- Soulshine Yoga and Music Tour headliner Michael Franti on yoga: "It's the only thing that keeps me from being a total jerk."
Sure, Michael Franti is extremely talented and walks around barefoot most of the time. But in other ways he's just like us, ready to throw open his window, like the character Howard Beale in Network, and swear he's "not gonna take it anymore."
That's where yoga comes in, and in a big way. Franti and his band Spearhead are back out on the road with their Soulshine Yoga and Music Tour, which will feature a pre-show event in which he plays a handful of acoustic numbers and "physically participates" with fans in a professionally led yoga session.
"It's the only thing that keeps me from being a total jerk to the people that I love," he laughs. "When I feel super stressed out like I'm going crazy, I get on my yoga mat, and 45 minutes later I feel like I can at least approach things from a place of not being totally pissed off."
In addition to yoga, the current tour will be promoting last year's Soulrocker album, which sends its message of unity and hope through songs like "We Are All Earthlings," "Still Standing" and "Good to Be Alive Today."
"There are so many things that we see that are in a state of crisis right now," says Franti, who views that as both a challenge and an opportunity. "If you want to help the world, right now it's like shooting ducks in a barrel."
Still, all the good karma Franti has earned through his activism, music and positive energy hasn't shielded him from personal hardship.
"Three years ago, my son went into the doctor for a routine checkup, and we found out he has a chronic kidney illness," he recalls. "And by the time we found out he'd already lost 50 percent of his kidney function. And yeah it's a really hard thing. You sit there and go, why this kid? He's the nicest kid ever, and he's my kid."
But there turned out to be a positive side, as well. "Slowly but surely, our family started to pick up the pieces," says the musician. "It's actually become something that brought our family together. Something I thought was going to destroy us brought us together as a family, and my son just graduated high school."
In 2013, Franti formed the organization Do It for the Love (doitforthelove.org), which brings those with serious conditions to see concerts by their favorite artists. The project grew out of his own experience with Steve and Hope Dezember, whose story he tells in a documentary called 11:59. Steve suffers from advanced Lou Gehrig's disease and really wanted to see Franti play. Then, while they were all onstage, something special happened.

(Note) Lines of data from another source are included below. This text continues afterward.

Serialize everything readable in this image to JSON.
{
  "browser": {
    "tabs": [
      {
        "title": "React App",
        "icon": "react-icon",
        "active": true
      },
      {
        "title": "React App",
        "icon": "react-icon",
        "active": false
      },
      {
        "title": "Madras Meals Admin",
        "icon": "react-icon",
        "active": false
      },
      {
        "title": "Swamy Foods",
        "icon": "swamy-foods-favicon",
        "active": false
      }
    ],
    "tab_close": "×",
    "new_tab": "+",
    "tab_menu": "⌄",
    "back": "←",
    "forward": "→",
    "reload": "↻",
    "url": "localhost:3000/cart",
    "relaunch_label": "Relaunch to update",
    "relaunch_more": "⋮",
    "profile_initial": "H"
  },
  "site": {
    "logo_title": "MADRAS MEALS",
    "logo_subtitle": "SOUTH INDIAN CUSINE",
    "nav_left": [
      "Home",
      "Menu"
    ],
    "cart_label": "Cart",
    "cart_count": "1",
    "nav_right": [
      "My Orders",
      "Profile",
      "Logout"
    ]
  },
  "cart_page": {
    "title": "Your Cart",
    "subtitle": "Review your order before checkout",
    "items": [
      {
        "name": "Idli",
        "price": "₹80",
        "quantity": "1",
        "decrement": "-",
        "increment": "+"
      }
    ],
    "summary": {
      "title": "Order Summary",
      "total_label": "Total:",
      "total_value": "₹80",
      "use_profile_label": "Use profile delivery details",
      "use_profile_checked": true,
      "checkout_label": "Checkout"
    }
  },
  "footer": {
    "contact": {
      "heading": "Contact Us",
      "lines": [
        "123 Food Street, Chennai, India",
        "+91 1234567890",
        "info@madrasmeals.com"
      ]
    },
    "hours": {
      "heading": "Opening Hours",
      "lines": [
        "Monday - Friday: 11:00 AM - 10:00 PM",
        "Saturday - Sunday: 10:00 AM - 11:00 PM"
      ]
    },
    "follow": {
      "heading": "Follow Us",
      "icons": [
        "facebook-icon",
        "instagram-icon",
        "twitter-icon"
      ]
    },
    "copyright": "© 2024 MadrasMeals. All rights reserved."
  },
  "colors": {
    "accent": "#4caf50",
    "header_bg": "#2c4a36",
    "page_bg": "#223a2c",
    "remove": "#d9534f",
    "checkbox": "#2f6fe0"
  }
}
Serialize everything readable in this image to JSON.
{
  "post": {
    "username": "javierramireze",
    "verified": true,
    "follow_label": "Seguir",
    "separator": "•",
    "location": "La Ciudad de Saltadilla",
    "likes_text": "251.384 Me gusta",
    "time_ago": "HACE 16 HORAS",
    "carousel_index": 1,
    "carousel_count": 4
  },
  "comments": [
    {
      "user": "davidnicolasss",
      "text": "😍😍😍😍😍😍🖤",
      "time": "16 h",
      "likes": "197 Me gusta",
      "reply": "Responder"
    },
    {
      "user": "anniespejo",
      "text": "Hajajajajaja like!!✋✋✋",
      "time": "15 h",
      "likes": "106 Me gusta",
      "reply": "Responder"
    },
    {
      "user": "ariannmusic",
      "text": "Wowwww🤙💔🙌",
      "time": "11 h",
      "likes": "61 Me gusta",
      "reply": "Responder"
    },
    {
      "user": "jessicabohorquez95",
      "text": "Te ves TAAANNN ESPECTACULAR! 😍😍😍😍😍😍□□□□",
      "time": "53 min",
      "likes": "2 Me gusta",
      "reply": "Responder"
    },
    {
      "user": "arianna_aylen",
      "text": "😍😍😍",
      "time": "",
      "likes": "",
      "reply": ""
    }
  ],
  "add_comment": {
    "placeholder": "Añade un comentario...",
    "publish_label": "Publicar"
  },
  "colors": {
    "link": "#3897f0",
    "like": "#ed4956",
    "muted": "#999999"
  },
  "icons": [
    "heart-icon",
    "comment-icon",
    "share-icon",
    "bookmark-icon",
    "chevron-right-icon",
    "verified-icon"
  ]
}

"Steve says to his wife, 'I want to get up and dance.' With all her strength she lifted his body up out of his wheelchair, and they had this beautiful slow dance in front of 20,000 people."
Songs, believes Franti, can offer examples of how to get through adversity and find new ways of being. "And that's an important thing," he says, "because we don't always hear it from politicians or on the news."